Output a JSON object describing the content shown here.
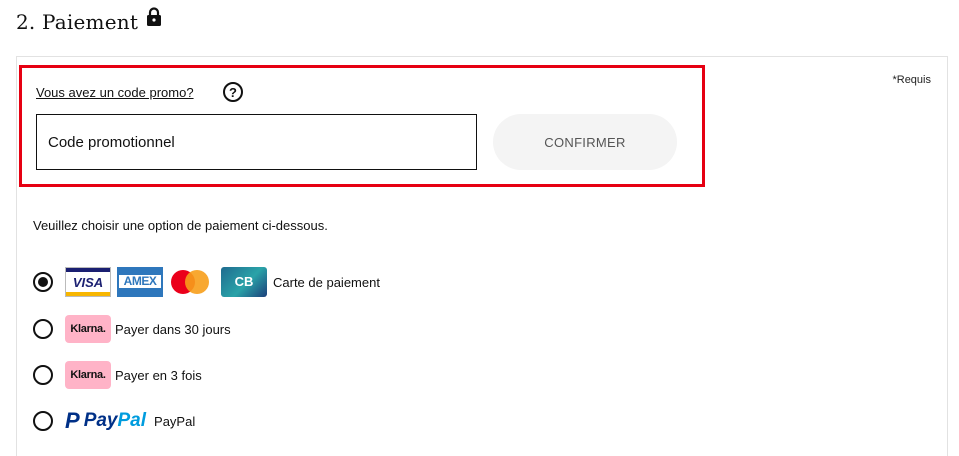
{
  "section": {
    "title": "2. Paiement",
    "lock_icon": "lock-icon"
  },
  "required_note": "*Requis",
  "promo": {
    "link_text": "Vous avez un code promo?",
    "help_icon_glyph": "?",
    "input_placeholder": "Code promotionnel",
    "input_value": "",
    "confirm_label": "CONFIRMER",
    "highlight_color": "#e60012"
  },
  "instructions": "Veuillez choisir une option de paiement ci-dessous.",
  "payment_options": [
    {
      "label": "Carte de paiement",
      "selected": true,
      "logos": [
        "VISA",
        "AMEX",
        "mastercard",
        "CB"
      ]
    },
    {
      "label": "Payer dans 30 jours",
      "selected": false,
      "logos": [
        "Klarna."
      ]
    },
    {
      "label": "Payer en 3 fois",
      "selected": false,
      "logos": [
        "Klarna."
      ]
    },
    {
      "label": "PayPal",
      "selected": false,
      "logos": [
        "PayPal"
      ]
    }
  ],
  "logo_text": {
    "visa": "VISA",
    "amex": "AMEX",
    "cb": "CB",
    "klarna": "Klarna.",
    "paypal_p": "P",
    "paypal_pay": "Pay",
    "paypal_pal": "Pal"
  },
  "colors": {
    "klarna_pink": "#ffb3c7",
    "paypal_dark": "#003087",
    "paypal_light": "#009cde",
    "visa_blue": "#1a1f71"
  }
}
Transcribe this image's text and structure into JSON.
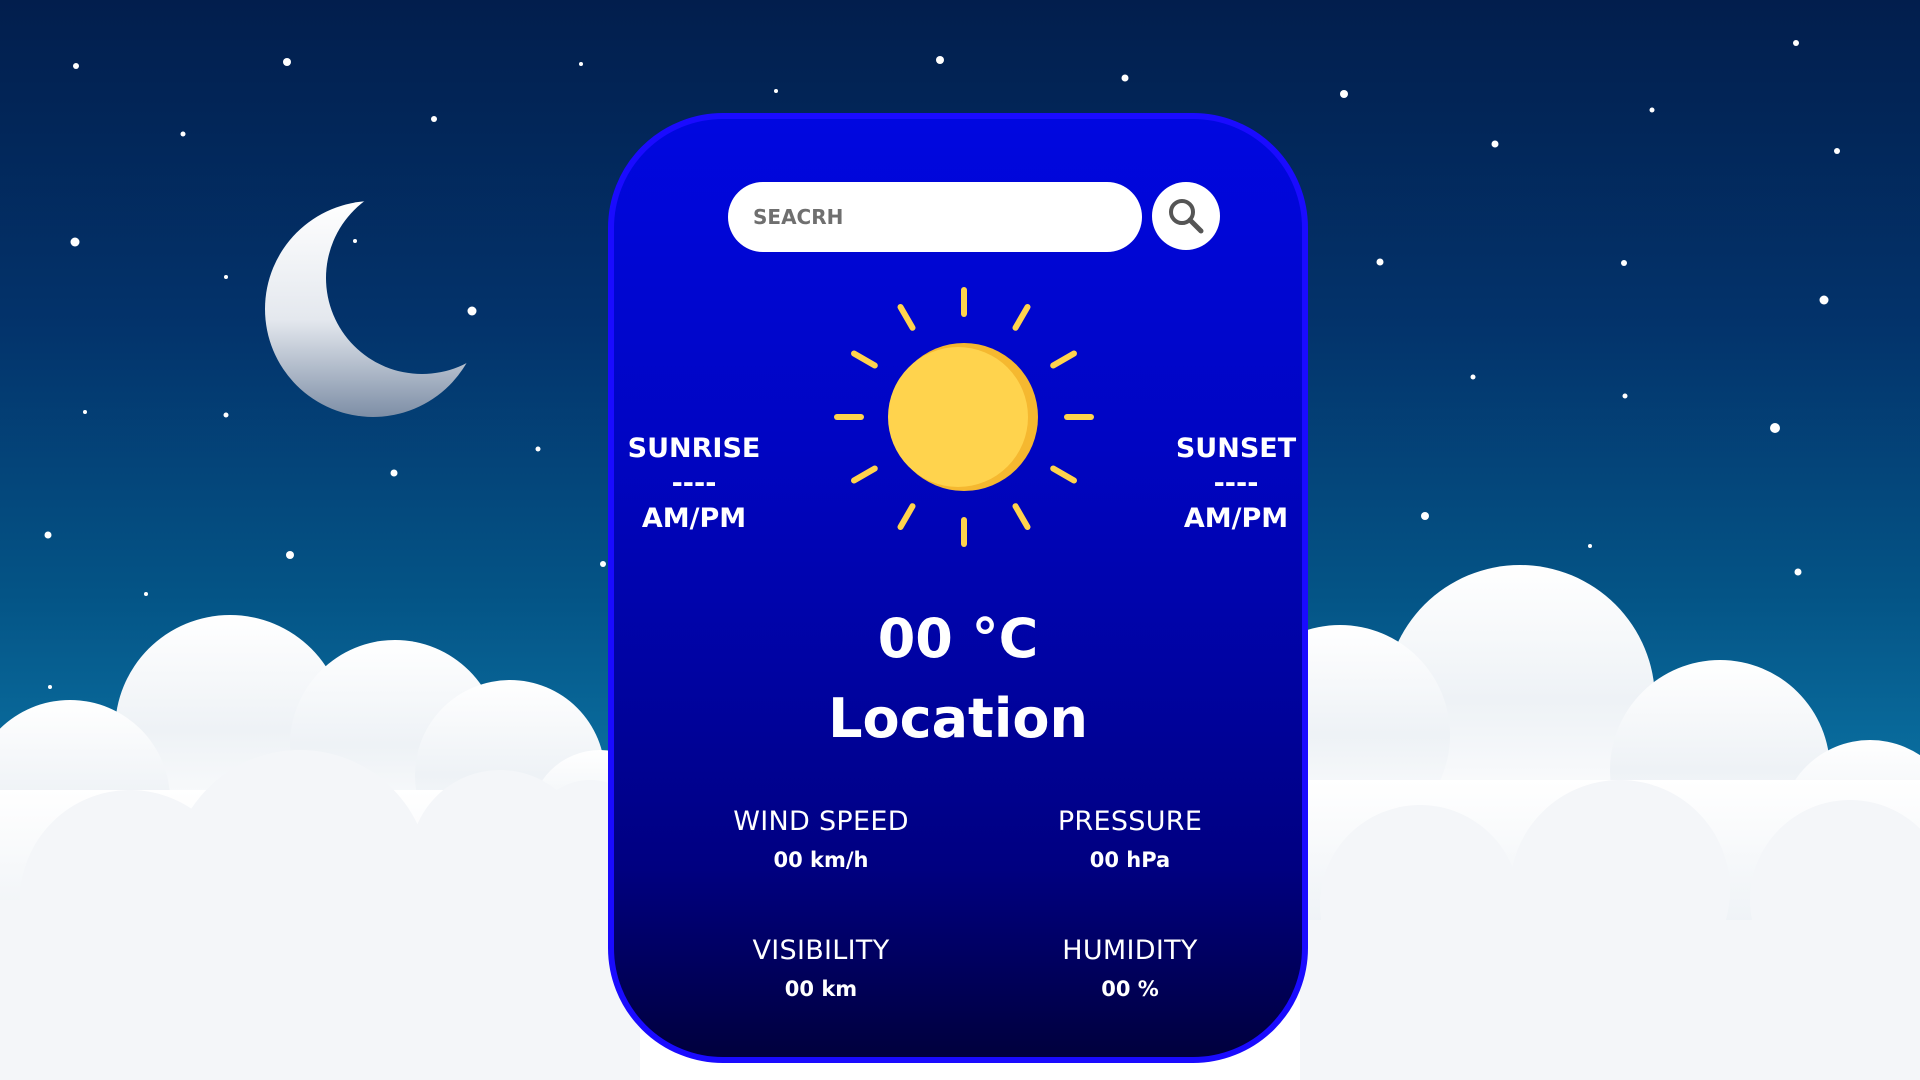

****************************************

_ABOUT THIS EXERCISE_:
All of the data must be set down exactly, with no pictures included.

_TASK RESPONSE_:
Output a JSON object describing the content shown here.
{
  "section": {
    "title": "2. Paiement",
    "lock_icon": "lock-icon"
  },
  "required_note": "*Requis",
  "promo": {
    "link_text": "Vous avez un code promo?",
    "help_icon_glyph": "?",
    "input_placeholder": "Code promotionnel",
    "input_value": "",
    "confirm_label": "CONFIRMER",
    "highlight_color": "#e60012"
  },
  "instructions": "Veuillez choisir une option de paiement ci-dessous.",
  "payment_options": [
    {
      "label": "Carte de paiement",
      "selected": true,
      "logos": [
        "VISA",
        "AMEX",
        "mastercard",
        "CB"
      ]
    },
    {
      "label": "Payer dans 30 jours",
      "selected": false,
      "logos": [
        "Klarna."
      ]
    },
    {
      "label": "Payer en 3 fois",
      "selected": false,
      "logos": [
        "Klarna."
      ]
    },
    {
      "label": "PayPal",
      "selected": false,
      "logos": [
        "PayPal"
      ]
    }
  ],
  "logo_text": {
    "visa": "VISA",
    "amex": "AMEX",
    "cb": "CB",
    "klarna": "Klarna.",
    "paypal_p": "P",
    "paypal_pay": "Pay",
    "paypal_pal": "Pal"
  },
  "colors": {
    "klarna_pink": "#ffb3c7",
    "paypal_dark": "#003087",
    "paypal_light": "#009cde",
    "visa_blue": "#1a1f71"
  }
}
Transcribe this image's text and structure into JSON.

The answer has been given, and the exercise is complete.